State-of-the-art nanopore devices have allowed scientists to read, or “sequence” genetic material in a biological sample outside the laboratory. But analyzing raw data has always required access to high-performance computing power – until now.
Developed by the Garvan Institute for Medical Research in collaboration with the University of Peradeniya in Sri Lanka, Genopo is making genomics more accessible in remote regions or hospitals with limited resources.
“Not everyone has access to the powerful computing power needed to analyze DNA and RNA, but most people do have access to a smartphone,” explains study co-author Dr. Ira Deveson, who leads the genomic technology group at Garvan Clinical Genomics Center. “Fast, real-time genomic analysis is more important than ever. It is the central method for tracking the spread of the coronavirus. Our application makes genomic analysis more accessible by literally putting technology in the pockets of scientists around the world. ”
To enable genomic sequencing and in situ analysis in real time and without a large laboratory infrastructure, scientists have developed an app that can run bioinformatics workflows for nanopore sequencing datasets downloaded to a smartphone. In the process of reengineering, scientists had to overcome a number of technical problems associated with various resource constraints in smartphones. The Genopo app brings together a range of available bioinformatics tools into a single Android app.
The researchers tested Genopo on raw sequencing data from virus samples isolated from nine Sydney patients infected with SARS-CoV-2, which included extracting and amplifying viral RNA from a smear sample, sequencing the amplified DNA using a MinION device, and analyzing the data on a smartphone.

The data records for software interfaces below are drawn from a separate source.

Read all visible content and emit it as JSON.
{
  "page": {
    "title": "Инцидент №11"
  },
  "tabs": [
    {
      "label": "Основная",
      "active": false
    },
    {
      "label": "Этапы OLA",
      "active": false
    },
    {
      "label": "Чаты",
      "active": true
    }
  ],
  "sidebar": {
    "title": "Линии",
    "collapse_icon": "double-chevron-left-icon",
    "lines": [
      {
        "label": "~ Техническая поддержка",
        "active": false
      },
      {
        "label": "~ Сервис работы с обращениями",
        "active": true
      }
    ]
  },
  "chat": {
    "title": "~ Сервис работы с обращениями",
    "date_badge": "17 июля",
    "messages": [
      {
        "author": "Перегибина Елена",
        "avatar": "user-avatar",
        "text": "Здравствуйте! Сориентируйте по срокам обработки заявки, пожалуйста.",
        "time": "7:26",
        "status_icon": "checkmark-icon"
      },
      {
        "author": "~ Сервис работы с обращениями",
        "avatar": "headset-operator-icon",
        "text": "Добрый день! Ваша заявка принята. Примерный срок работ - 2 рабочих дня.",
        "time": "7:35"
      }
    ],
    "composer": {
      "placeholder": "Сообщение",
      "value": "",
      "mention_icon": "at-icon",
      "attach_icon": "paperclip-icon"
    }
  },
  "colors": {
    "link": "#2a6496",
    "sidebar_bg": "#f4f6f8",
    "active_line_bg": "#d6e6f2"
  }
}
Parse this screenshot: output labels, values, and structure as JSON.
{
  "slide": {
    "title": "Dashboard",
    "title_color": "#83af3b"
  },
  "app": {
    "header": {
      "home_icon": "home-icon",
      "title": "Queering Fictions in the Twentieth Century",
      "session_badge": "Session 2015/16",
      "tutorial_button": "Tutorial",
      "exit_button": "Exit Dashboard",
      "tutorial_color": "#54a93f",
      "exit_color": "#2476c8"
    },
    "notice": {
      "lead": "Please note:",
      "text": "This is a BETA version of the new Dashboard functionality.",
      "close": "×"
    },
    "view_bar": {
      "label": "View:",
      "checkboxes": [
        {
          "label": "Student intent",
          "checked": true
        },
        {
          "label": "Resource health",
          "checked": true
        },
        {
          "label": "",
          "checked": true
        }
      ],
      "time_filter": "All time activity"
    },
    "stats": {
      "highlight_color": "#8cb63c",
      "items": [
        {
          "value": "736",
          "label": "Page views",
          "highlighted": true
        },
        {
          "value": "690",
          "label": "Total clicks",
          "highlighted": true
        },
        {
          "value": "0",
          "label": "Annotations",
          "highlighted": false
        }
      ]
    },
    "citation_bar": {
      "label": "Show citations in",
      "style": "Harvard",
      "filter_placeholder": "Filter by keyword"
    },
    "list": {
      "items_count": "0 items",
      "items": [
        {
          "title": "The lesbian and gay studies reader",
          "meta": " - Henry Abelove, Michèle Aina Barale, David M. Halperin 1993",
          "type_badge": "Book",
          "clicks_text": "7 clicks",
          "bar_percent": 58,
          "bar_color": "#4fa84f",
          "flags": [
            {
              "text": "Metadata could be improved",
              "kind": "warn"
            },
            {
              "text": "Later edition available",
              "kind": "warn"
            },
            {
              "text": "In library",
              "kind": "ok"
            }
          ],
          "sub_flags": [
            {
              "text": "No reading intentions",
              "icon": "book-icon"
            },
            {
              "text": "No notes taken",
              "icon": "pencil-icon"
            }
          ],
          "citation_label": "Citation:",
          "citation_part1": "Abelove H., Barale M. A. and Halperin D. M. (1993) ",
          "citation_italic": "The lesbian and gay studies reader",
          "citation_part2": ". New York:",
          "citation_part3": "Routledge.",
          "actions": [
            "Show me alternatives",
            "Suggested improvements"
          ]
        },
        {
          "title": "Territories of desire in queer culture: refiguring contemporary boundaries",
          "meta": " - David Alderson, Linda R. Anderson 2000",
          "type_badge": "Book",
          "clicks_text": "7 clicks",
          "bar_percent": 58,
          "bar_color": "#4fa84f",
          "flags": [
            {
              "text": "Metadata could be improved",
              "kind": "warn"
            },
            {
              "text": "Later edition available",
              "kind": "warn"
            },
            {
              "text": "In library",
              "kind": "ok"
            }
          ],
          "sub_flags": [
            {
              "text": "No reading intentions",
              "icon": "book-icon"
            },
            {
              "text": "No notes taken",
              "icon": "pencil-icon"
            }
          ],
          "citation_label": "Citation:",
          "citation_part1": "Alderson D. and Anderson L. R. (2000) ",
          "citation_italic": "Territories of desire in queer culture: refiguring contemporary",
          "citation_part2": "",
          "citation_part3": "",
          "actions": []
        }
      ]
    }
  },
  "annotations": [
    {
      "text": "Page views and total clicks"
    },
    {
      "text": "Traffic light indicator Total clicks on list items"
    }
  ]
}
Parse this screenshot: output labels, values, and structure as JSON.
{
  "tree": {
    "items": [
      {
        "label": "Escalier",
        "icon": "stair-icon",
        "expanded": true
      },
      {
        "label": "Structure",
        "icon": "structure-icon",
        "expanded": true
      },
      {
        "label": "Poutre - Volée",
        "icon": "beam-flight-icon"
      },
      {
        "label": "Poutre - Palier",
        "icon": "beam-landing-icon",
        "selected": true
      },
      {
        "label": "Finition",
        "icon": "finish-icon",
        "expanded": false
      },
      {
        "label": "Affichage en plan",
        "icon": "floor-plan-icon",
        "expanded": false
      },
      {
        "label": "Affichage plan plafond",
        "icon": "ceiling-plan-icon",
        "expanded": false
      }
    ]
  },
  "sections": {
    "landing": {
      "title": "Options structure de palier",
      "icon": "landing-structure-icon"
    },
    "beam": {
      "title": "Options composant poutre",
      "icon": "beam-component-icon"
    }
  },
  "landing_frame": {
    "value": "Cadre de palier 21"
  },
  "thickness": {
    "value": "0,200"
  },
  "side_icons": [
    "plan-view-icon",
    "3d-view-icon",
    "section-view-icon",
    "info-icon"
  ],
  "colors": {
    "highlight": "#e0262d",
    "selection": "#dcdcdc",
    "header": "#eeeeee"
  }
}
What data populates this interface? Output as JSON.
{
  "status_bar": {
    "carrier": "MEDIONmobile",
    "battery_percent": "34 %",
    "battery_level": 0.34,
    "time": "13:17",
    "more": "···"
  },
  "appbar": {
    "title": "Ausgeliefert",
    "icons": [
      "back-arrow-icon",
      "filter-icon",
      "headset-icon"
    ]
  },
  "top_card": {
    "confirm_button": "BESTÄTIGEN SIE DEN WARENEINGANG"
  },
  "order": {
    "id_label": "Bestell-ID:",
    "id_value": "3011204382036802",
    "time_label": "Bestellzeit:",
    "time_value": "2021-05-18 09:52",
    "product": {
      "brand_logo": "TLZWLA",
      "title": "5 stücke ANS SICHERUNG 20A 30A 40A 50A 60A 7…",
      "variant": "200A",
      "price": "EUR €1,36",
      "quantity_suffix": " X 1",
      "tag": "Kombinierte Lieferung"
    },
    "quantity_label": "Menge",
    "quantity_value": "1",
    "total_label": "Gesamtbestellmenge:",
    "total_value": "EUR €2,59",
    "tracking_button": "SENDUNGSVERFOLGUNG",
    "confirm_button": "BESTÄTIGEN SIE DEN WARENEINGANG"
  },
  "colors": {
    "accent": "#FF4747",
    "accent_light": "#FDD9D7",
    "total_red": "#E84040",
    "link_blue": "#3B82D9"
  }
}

The researchers tested their app on a variety of Android devices, including Nokia, Huawei, LG and Sony models.
It took the Genopo app an average of 27 minutes to determine the complete sequence of the SARS-CoV-2 genome from the raw data, which the researchers said opens up the possibility of real-time, point-of-care genomic analysis. The researchers also showed that Genopo can be used to profile DNA methylation – a modification that alters gene activity – in a sample of the human genome.
“We hope this will make genomics much more accessible for researchers to uncover information in DNA or RNA for the benefit of human health, including in the current pandemic,” concludes Dr. Dewedson.
Genopo is a free open source application available on the Google Play store.